FROM Stephen Burgen
Spain imposes direct rule after Catalan independence vote The parliament of Catalonia declared independence from Spain this afternoon. Minutes later, the Spanish Senate granted Prime Minister Mariano Rajoy unprecedented power to impose direct rule on the region. Madrid and Barcelona have been on a collision course, and tensions are higher than ever. Stephen Burgen, who is based in Barcelona and writing for the Guardian , looks at what the latest move will mean for Catalans, Spain and the EU.
Can the nations of Europe keep it together? First, the United Kingdom voted to leave the European Union. Now, leaders of Catalonia, the richest province in Spain, want to declare independence. On Sunday, they went ahead with a referendum that had been ruled illegal. Tuesday, separatists took to the streets of Barcelona, Catalonia's capital city. That night, King Felipe VI took a tough stand in a rare TV appearance, instead of appealing for national unity. But today, separatist leaders said they'll obey yet another court order -- their regional parliament won't declare independence on Monday. The national government's brutal attacks on voters may have increased momentum. But Spain's not the only country where growing local resentment of distant central governments is stoking forms of separatism. Leaders of the European Union have been silent so far, but they may be facing threats to unity — as well as democracy.

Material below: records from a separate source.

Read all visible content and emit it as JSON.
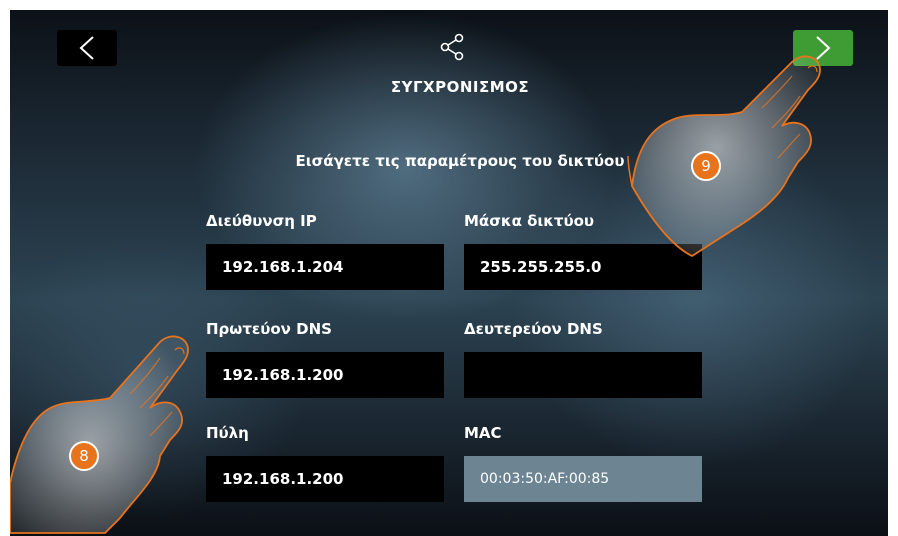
{
  "header": {
    "title": "ΣΥΓΧΡΟΝΙΣΜΟΣ",
    "back_icon": "chevron-left-icon",
    "next_icon": "chevron-right-icon",
    "share_icon": "share-icon"
  },
  "instruction": "Εισάγετε τις παραμέτρους του δικτύου",
  "fields": {
    "ip": {
      "label": "Διεύθυνση IP",
      "value": "192.168.1.204"
    },
    "mask": {
      "label": "Μάσκα δικτύου",
      "value": "255.255.255.0"
    },
    "dns1": {
      "label": "Πρωτεύον DNS",
      "value": "192.168.1.200"
    },
    "dns2": {
      "label": "Δευτερεύον DNS",
      "value": ""
    },
    "gateway": {
      "label": "Πύλη",
      "value": "192.168.1.200"
    },
    "mac": {
      "label": "MAC",
      "value": "00:03:50:AF:00:85"
    }
  },
  "callouts": {
    "step_8": "8",
    "step_9": "9"
  },
  "colors": {
    "next_button": "#3f9c35",
    "badge": "#e8731d",
    "mac_field": "#6d8593",
    "field": "#000000"
  }
}
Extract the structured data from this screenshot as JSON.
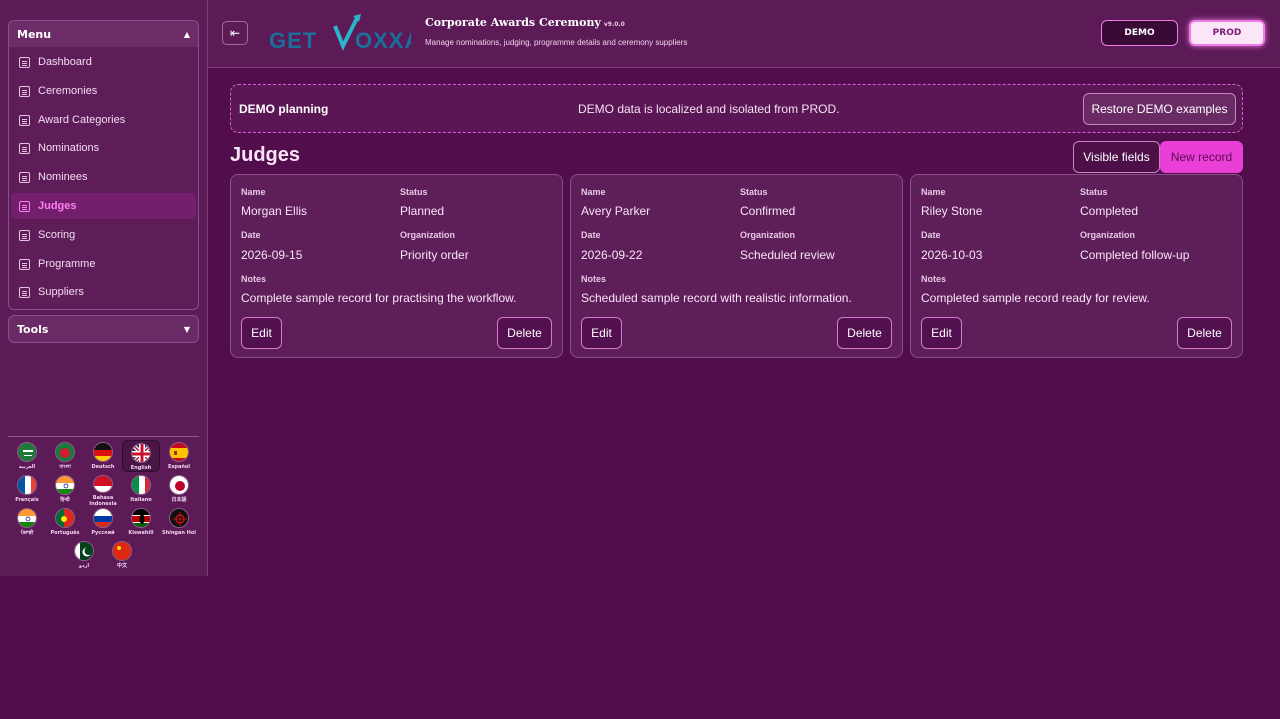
{
  "sidebar": {
    "menu_title": "Menu",
    "tools_title": "Tools",
    "items": [
      {
        "label": "Dashboard",
        "active": false
      },
      {
        "label": "Ceremonies",
        "active": false
      },
      {
        "label": "Award Categories",
        "active": false
      },
      {
        "label": "Nominations",
        "active": false
      },
      {
        "label": "Nominees",
        "active": false
      },
      {
        "label": "Judges",
        "active": true
      },
      {
        "label": "Scoring",
        "active": false
      },
      {
        "label": "Programme",
        "active": false
      },
      {
        "label": "Suppliers",
        "active": false
      }
    ],
    "languages": [
      {
        "label": "العربية",
        "flag": "saudi-arabia"
      },
      {
        "label": "বাংলা",
        "flag": "bangladesh"
      },
      {
        "label": "Deutsch",
        "flag": "germany"
      },
      {
        "label": "English",
        "flag": "united-kingdom",
        "selected": true
      },
      {
        "label": "Español",
        "flag": "spain"
      },
      {
        "label": "Français",
        "flag": "france"
      },
      {
        "label": "हिन्दी",
        "flag": "india"
      },
      {
        "label": "Bahasa Indonesia",
        "flag": "indonesia"
      },
      {
        "label": "Italiano",
        "flag": "italy"
      },
      {
        "label": "日本語",
        "flag": "japan"
      },
      {
        "label": "ਪੰਜਾਬੀ",
        "flag": "india"
      },
      {
        "label": "Português",
        "flag": "portugal"
      },
      {
        "label": "Русский",
        "flag": "russia"
      },
      {
        "label": "Kiswahili",
        "flag": "kenya"
      },
      {
        "label": "Shingan Hol",
        "flag": "klingon"
      },
      {
        "label": "اردو",
        "flag": "pakistan"
      },
      {
        "label": "中文",
        "flag": "china"
      }
    ]
  },
  "header": {
    "logo_text": "GETVOXXA",
    "app_title": "Corporate Awards Ceremony",
    "version": "v9.0.0",
    "subtitle": "Manage nominations, judging, programme details and ceremony suppliers",
    "env_demo": "DEMO",
    "env_prod": "PROD"
  },
  "banner": {
    "title": "DEMO planning",
    "message": "DEMO data is localized and isolated from PROD.",
    "restore_label": "Restore DEMO examples"
  },
  "page": {
    "title": "Judges",
    "visible_fields_label": "Visible fields",
    "new_record_label": "New record"
  },
  "field_labels": {
    "name": "Name",
    "status": "Status",
    "date": "Date",
    "organization": "Organization",
    "notes": "Notes",
    "edit": "Edit",
    "delete": "Delete"
  },
  "records": [
    {
      "name": "Morgan Ellis",
      "status": "Planned",
      "date": "2026-09-15",
      "organization": "Priority order",
      "notes": "Complete sample record for practising the workflow."
    },
    {
      "name": "Avery Parker",
      "status": "Confirmed",
      "date": "2026-09-22",
      "organization": "Scheduled review",
      "notes": "Scheduled sample record with realistic information."
    },
    {
      "name": "Riley Stone",
      "status": "Completed",
      "date": "2026-10-03",
      "organization": "Completed follow-up",
      "notes": "Completed sample record ready for review."
    }
  ]
}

Barcelona terror suspect admits to larger failed attack plan Fifteen people were killed and 130 were injured when a car drove into a crowd last Thursday in Barcelona. Officials have said that today in court, a suspect said much larger attacks had been planned. He was arrested after a house blew up on Wednesday. Stephen Burgen lives in Barcelona, and is reporting the story for the Guardian .
What happens when America retreats from the world? Is President Trump taking his "America First" agenda to extremes, withdrawing the country from the international stage on trade and climate change, distancing America from its traditional allies across the Atlantic and even threatening to physically isolate the country through the building of a wall along its southern border? León Krauze guest hosts.
Human Rights in the era of Donald Trump President Trump’s UN Ambassador, Nikki Haley, said today the US might pull out of the United Nations’ Human Rights Council. Serious violators of human rights are members of the Council itself–and a US resignation could make things worse. Later on today’s show, now that he’s into his second term, comedian turned US Senator Al Franken is telling jokes again.
Trump's 'America First' goes missing abroad In the Middle East, President Trump is changing some policies of the Obama Administration—and reversing his own campaign attacks on Islam as a religion that "hates us." We hear about his visit to Saudi Arabia and what's at stake for the rest of his foreign excursion.